__Exercise materials__.
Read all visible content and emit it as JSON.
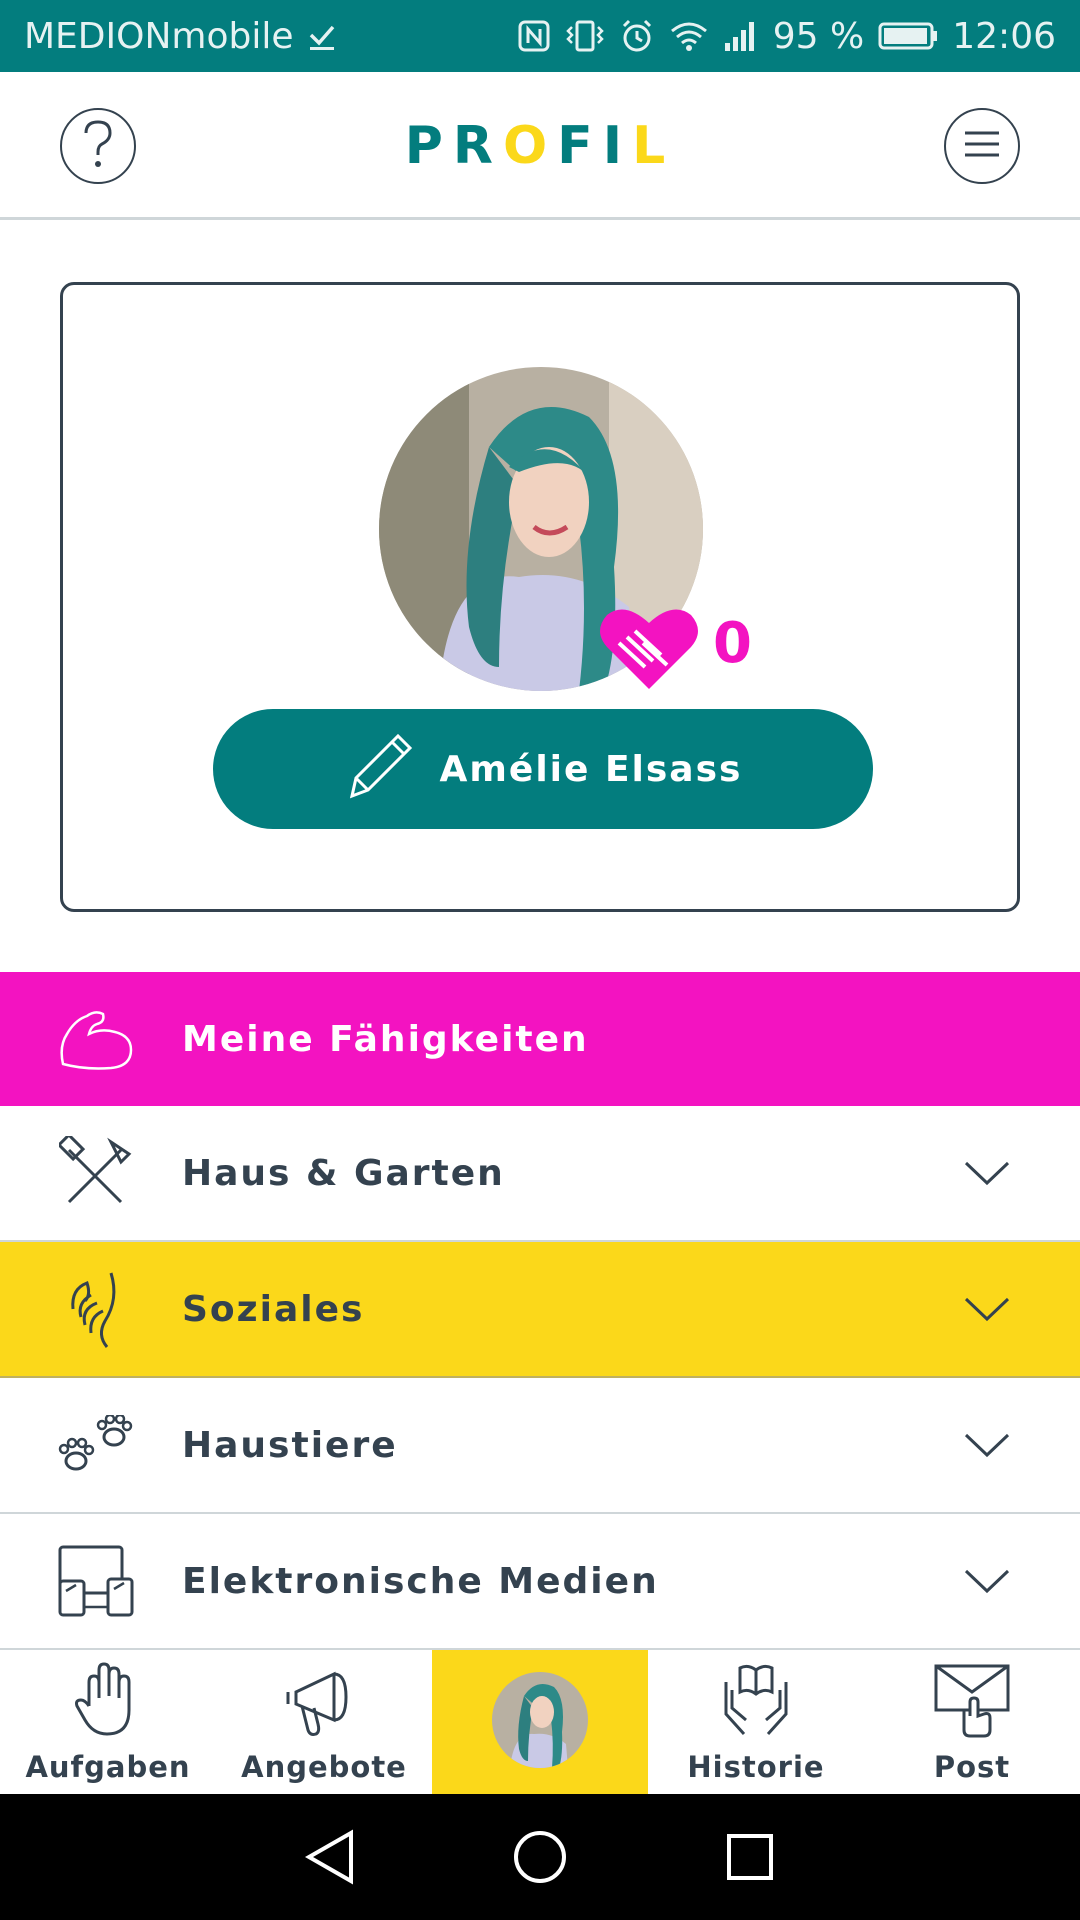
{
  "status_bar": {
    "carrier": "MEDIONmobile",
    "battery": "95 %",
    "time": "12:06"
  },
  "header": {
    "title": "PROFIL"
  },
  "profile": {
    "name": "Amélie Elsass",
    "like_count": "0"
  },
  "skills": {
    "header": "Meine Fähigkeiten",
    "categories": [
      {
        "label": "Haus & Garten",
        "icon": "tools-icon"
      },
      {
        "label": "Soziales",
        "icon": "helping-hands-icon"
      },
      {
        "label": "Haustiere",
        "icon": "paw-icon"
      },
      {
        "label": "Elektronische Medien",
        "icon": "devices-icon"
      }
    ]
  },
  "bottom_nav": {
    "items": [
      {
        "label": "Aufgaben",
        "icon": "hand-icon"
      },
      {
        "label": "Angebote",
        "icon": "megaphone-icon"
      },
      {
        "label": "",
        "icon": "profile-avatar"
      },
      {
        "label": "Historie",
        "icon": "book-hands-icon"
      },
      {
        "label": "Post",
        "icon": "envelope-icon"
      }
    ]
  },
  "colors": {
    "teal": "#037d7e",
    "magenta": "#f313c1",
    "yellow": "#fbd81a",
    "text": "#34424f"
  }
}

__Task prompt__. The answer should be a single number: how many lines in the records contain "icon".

__Response area__. 9